Homegrown extremism: preaching in daytona beach

October 10, 2001

Daytona Beach—it’s the home of NASCAR, Spring Break, Bike Week, and the self-proclaimed “most famous beach in the world.” The city has an interesting mix of natives with deep southern roots and northerners, many from New York City, who have come to the sun, sand and surf for retirement, or who came early because they did not want to wait for retirement. It is a mix that has nurtured a “live and let live” philosophy of community life. As a result, the Daytona Beach area has become a microcosm of world cultures, where every major religion is represented.

Shortly after the September 11 attacks on the World Trade Center and the Pentagon, news of a Daytona Beach connection to the terrorists began to hit the headlines. The FBI came to town and searched the residence of a possible suspect. Agents also went to the city’s renowned aeronautics college, Embry-Riddle University, because one of the alleged hijackers attended it. Stories came out about three men of Middle Eastern descent bragging in a local strip club on the night before the attack that there would be bloodshed the next day. It was reported that an abandoned car, allegedly belonging to a possible hijacker, was found with a picture of Osama bin Laden taped on the inside of the windshield. While the FBI investigation did in fact take place, it is not certain which stories are apocryphal and which are not.

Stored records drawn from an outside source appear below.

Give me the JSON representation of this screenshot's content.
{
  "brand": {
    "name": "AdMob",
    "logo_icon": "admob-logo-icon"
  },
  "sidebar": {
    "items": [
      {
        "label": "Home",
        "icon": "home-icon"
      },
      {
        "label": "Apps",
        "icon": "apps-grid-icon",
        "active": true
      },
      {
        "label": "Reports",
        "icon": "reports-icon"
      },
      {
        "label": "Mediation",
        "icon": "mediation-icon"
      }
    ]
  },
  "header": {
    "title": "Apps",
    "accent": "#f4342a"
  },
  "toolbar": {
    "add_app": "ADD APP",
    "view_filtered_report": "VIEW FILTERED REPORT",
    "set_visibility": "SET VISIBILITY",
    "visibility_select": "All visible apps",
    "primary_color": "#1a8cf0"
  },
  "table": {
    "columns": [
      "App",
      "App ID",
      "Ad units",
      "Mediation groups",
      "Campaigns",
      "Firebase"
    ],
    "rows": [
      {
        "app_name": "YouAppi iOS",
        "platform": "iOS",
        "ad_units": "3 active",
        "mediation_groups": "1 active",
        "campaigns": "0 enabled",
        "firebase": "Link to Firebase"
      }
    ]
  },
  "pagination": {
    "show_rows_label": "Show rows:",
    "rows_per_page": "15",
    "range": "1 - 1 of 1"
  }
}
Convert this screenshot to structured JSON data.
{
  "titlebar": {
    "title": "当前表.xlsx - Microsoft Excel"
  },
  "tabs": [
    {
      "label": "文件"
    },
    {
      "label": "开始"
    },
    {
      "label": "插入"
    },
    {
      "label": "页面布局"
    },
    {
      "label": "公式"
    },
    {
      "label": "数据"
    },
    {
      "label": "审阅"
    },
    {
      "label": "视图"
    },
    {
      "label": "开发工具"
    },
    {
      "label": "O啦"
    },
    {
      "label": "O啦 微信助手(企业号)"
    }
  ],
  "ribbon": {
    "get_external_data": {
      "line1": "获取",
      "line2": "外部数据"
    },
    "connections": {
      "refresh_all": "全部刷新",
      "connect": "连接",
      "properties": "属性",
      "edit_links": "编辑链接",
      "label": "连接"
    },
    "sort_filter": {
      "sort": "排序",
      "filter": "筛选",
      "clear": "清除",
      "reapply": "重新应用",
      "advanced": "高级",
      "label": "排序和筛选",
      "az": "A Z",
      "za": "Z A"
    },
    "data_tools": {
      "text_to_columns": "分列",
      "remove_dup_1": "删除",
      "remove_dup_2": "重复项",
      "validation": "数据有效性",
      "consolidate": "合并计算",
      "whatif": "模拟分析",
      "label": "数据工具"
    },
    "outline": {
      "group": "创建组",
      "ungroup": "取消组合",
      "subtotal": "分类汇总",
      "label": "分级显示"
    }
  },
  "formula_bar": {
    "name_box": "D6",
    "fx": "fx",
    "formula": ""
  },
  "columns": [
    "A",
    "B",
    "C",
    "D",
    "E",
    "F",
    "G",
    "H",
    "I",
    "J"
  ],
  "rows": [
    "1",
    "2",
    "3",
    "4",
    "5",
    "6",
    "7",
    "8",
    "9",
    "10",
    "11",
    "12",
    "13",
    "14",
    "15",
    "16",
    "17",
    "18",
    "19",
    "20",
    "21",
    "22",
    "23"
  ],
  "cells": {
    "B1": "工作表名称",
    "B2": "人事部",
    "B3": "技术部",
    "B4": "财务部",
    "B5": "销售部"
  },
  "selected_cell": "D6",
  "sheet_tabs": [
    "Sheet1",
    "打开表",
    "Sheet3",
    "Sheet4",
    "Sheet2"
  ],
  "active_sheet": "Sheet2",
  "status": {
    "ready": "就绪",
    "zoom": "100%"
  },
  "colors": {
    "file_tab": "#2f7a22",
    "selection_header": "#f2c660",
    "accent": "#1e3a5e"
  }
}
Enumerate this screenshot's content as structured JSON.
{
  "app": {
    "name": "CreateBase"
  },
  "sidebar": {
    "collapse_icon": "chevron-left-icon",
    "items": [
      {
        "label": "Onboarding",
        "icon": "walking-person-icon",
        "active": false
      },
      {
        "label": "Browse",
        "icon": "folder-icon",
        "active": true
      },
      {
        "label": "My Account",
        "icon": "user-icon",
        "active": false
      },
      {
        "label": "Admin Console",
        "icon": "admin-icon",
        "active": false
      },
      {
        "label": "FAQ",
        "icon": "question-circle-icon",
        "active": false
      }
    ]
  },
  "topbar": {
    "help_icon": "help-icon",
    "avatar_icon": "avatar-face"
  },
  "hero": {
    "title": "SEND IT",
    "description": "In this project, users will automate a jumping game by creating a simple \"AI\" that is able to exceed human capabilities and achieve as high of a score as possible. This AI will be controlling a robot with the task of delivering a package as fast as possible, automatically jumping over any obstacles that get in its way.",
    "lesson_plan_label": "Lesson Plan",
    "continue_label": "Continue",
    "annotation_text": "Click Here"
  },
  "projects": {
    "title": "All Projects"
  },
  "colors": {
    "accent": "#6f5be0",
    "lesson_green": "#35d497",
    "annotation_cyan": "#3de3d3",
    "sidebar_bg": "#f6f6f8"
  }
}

On September 16, citizens filled the churches for worship. As newspapers reported and a meeting of a local ministerial association made clear, some congregations hosted very pastoral worship services, others put on patriotic rallies. Some sermons struggled honestly with the clash people felt over what Jesus says about loving our enemies. Others issued unapologetic calls to arms. Some spoke about a God who feels our pain and seeks to journey with us through it, while others asserted that the attacks on the Pentagon and the World Trade Center were God’s punishment for our wickedness, and still others that it was the work of Satan.

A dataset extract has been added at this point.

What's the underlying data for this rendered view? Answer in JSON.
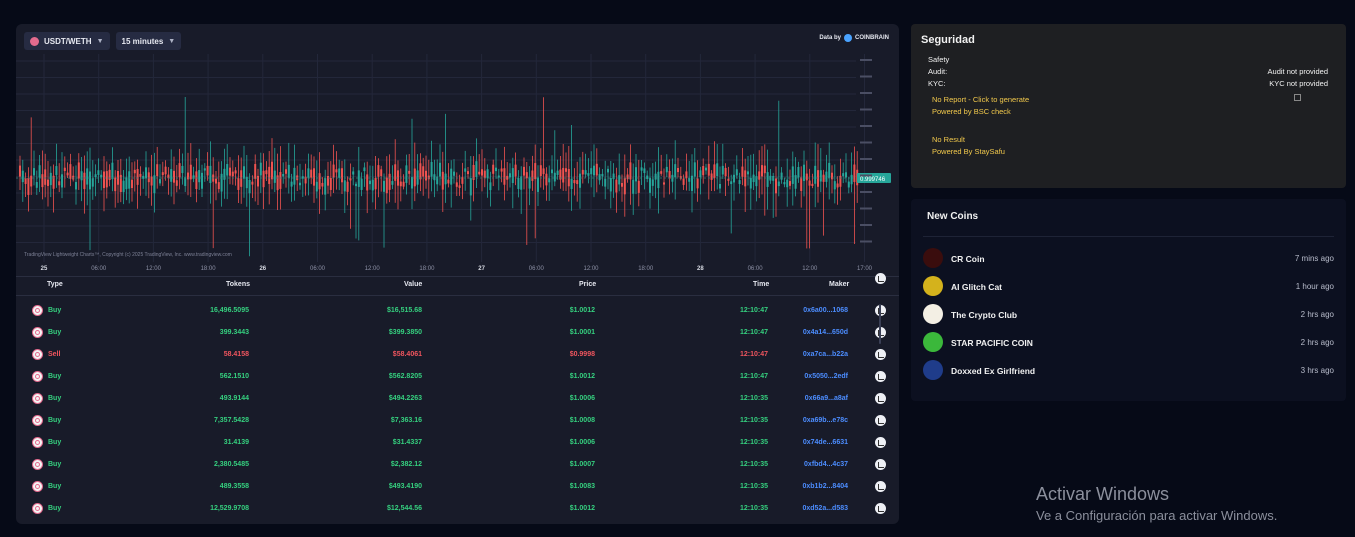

Some of the most intriguing preachers were those who combined the latter two themes into one sermon, claiming both that God had wrought this disaster and that Osama bin Laden is a Satan who must be destroyed. This begs the question. If God wanted this done, and Osama bin Laden has done it, should we not seek him out and shake his hand? After all, how can we argue with what God has appointed? Didn’t Jonah teach us anything? Maybe we built those twin towers too high and we had to be shown once again that we are not God (although four decades seems a long time for God to wait—some of the builders have been dead for a while).

Regardless of the wide diversity in what was preached, however, the representative Christian view offered by the local newspaper came from the worship service at First Baptist Church. More than 2,000 people there heard the preacher say that when caught, the perpetrators should be executed on the spot. He then called for “massive and disproportionate retaliation” upon any nation that harbors these terrorists. The reporter observed that this comment was met with amens and hallelujahs. The preacher also implied that the true culprits were those who removed prayer from the public schools. He said that America needed to regain its spiritual backbone, and warned President Bush not to send our children into a land war. Putting the comments about disproportionate retaliation and not conducting a land war together, one had to wonder: Did he not just say that we should drop the bomb?

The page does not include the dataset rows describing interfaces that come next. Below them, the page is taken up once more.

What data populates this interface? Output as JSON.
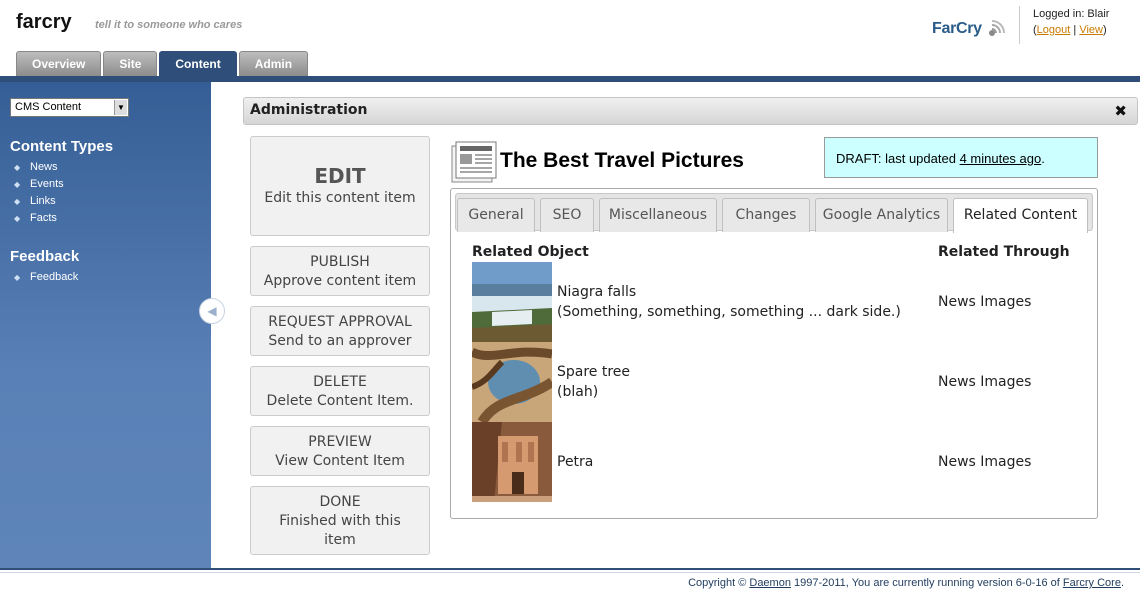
{
  "header": {
    "site_name": "farcry",
    "tagline": "tell it to someone who cares",
    "brand": "FarCry",
    "logged_in": "Logged in: Blair",
    "logout": "Logout",
    "view": "View",
    "tabs": [
      {
        "label": "Overview"
      },
      {
        "label": "Site"
      },
      {
        "label": "Content",
        "active": true
      },
      {
        "label": "Admin"
      }
    ]
  },
  "sidebar": {
    "select_value": "CMS Content",
    "section1": {
      "title": "Content Types",
      "items": [
        {
          "label": "News"
        },
        {
          "label": "Events"
        },
        {
          "label": "Links"
        },
        {
          "label": "Facts"
        }
      ]
    },
    "section2": {
      "title": "Feedback",
      "items": [
        {
          "label": "Feedback"
        }
      ]
    }
  },
  "admin": {
    "title": "Administration",
    "close": "✖"
  },
  "actions": [
    {
      "title": "EDIT",
      "desc": "Edit this content item"
    },
    {
      "title": "PUBLISH",
      "desc": "Approve content item"
    },
    {
      "title": "REQUEST APPROVAL",
      "desc": "Send to an approver"
    },
    {
      "title": "DELETE",
      "desc": "Delete Content Item."
    },
    {
      "title": "PREVIEW",
      "desc": "View Content Item"
    },
    {
      "title": "DONE",
      "desc": "Finished with this item"
    }
  ],
  "item": {
    "title": "The Best Travel Pictures",
    "status_prefix": "DRAFT: last updated ",
    "status_time": "4 minutes ago",
    "status_suffix": "."
  },
  "tabs": [
    {
      "label": "General"
    },
    {
      "label": "SEO"
    },
    {
      "label": "Miscellaneous"
    },
    {
      "label": "Changes"
    },
    {
      "label": "Google Analytics"
    },
    {
      "label": "Related Content",
      "active": true
    }
  ],
  "related": {
    "col_object": "Related Object",
    "col_through": "Related Through",
    "rows": [
      {
        "title": "Niagra falls",
        "sub": "(Something, something, something ... dark side.)",
        "through": "News Images"
      },
      {
        "title": "Spare tree",
        "sub": "(blah)",
        "through": "News Images"
      },
      {
        "title": "Petra",
        "sub": "",
        "through": "News Images"
      }
    ]
  },
  "footer": {
    "prefix": "Copyright © ",
    "daemon": "Daemon",
    "middle": " 1997-2011, You are currently running version 6-0-16 of ",
    "core": "Farcry Core",
    "suffix": "."
  },
  "colors": {
    "nav": "#2f4f7a",
    "sidebar_top": "#345e95",
    "sidebar_bottom": "#5e84b9",
    "draft_bg": "#ccffff",
    "link_orange": "#c87a00"
  }
}
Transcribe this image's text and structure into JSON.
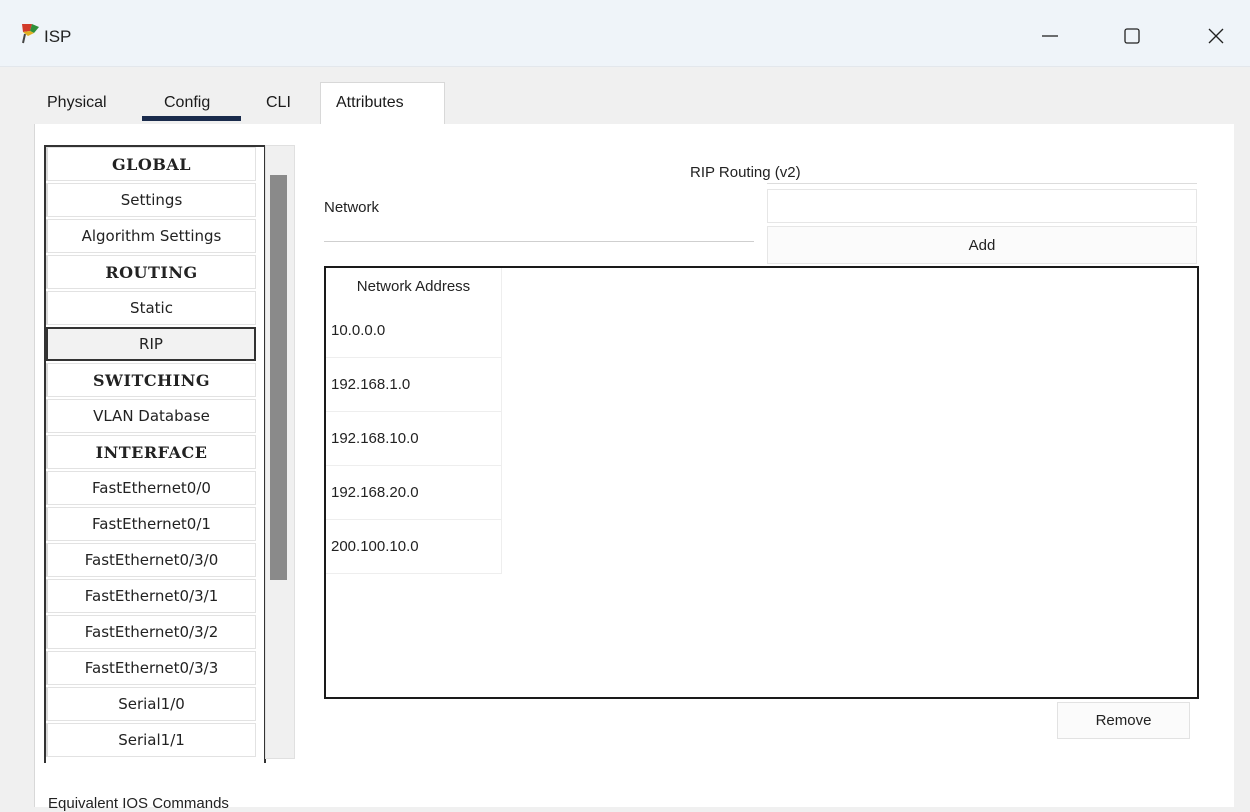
{
  "window": {
    "title": "ISP",
    "icon": "packet-tracer-router-icon"
  },
  "tabs": [
    {
      "label": "Physical"
    },
    {
      "label": "Config"
    },
    {
      "label": "CLI"
    },
    {
      "label": "Attributes"
    }
  ],
  "active_tab": "Config",
  "sidebar": {
    "items": [
      {
        "label": "GLOBAL",
        "type": "header"
      },
      {
        "label": "Settings",
        "type": "item"
      },
      {
        "label": "Algorithm Settings",
        "type": "item"
      },
      {
        "label": "ROUTING",
        "type": "header"
      },
      {
        "label": "Static",
        "type": "item"
      },
      {
        "label": "RIP",
        "type": "item",
        "selected": true
      },
      {
        "label": "SWITCHING",
        "type": "header"
      },
      {
        "label": "VLAN Database",
        "type": "item"
      },
      {
        "label": "INTERFACE",
        "type": "header"
      },
      {
        "label": "FastEthernet0/0",
        "type": "item"
      },
      {
        "label": "FastEthernet0/1",
        "type": "item"
      },
      {
        "label": "FastEthernet0/3/0",
        "type": "item"
      },
      {
        "label": "FastEthernet0/3/1",
        "type": "item"
      },
      {
        "label": "FastEthernet0/3/2",
        "type": "item"
      },
      {
        "label": "FastEthernet0/3/3",
        "type": "item"
      },
      {
        "label": "Serial1/0",
        "type": "item"
      },
      {
        "label": "Serial1/1",
        "type": "item"
      }
    ]
  },
  "rip": {
    "title": "RIP Routing (v2)",
    "network_label": "Network",
    "network_value": "",
    "add_label": "Add",
    "table_header": "Network Address",
    "networks": [
      "10.0.0.0",
      "192.168.1.0",
      "192.168.10.0",
      "192.168.20.0",
      "200.100.10.0"
    ],
    "remove_label": "Remove"
  },
  "footer": {
    "label": "Equivalent IOS Commands"
  }
}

I wondered, too, if the reporter and most of the newspaper readers that morning figured the preacher knew what he was talking about, and that what he urged is what Jesus would do. The terrorists seem to have been motivated by a terrifying religious extremism. Here was our homegrown kind.